According to India's 2011 Census, the rural population was 68.8% of India's total population. Rural development implies both the economic betterment of people, as well as greater social transformation. Increased participation of people in the rural development process, decentralization of planning, better enforcement of land reforms, and greater access to credit and inputs go a long way in providing the rural population with better prospects for improved quality of life.
Since independence in 1947, the government of India and the Reserve Bank of India have made concerted efforts to provide the poor with access to credit. Despite the phenomenal increase in the physical outreach of formal credit institutions in the past several decades, the rural poor continue to depend on informal sources of credit.
It is in this context that micro credit has emerged as the most suitable and practical alternative to the conventional banking in reaching the hitherto unreached poor population. Micro credit enables poor people to be thrifty and helps them in availing the credit and other financial services for improving their income and living standards.
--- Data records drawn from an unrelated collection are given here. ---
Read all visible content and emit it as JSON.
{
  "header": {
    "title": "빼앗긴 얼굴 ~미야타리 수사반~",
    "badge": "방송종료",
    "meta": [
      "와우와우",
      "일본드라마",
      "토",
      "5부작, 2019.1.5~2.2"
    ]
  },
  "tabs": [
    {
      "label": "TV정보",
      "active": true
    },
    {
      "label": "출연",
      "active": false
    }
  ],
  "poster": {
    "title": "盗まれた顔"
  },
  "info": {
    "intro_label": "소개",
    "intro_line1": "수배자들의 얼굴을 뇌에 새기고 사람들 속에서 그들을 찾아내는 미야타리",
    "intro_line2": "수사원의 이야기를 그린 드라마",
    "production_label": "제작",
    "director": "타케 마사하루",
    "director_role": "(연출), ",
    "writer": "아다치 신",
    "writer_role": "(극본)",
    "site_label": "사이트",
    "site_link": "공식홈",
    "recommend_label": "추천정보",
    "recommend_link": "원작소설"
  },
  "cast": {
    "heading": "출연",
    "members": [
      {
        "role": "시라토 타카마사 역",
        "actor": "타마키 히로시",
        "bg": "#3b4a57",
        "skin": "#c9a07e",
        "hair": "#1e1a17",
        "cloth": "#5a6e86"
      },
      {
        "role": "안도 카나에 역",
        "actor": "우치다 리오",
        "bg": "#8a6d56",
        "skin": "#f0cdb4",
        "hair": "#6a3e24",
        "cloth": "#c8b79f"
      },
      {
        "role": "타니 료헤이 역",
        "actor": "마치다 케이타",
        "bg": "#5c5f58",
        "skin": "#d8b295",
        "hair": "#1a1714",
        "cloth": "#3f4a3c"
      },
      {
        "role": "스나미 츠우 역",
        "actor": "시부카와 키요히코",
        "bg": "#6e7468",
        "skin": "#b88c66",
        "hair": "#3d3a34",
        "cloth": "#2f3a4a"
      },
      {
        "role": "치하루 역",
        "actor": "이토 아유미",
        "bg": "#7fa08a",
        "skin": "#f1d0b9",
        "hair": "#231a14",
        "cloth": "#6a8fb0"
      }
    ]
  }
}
This book examines the working of institutions engaged in providing rural finance and the policies of the government for financial inclusion of the poor.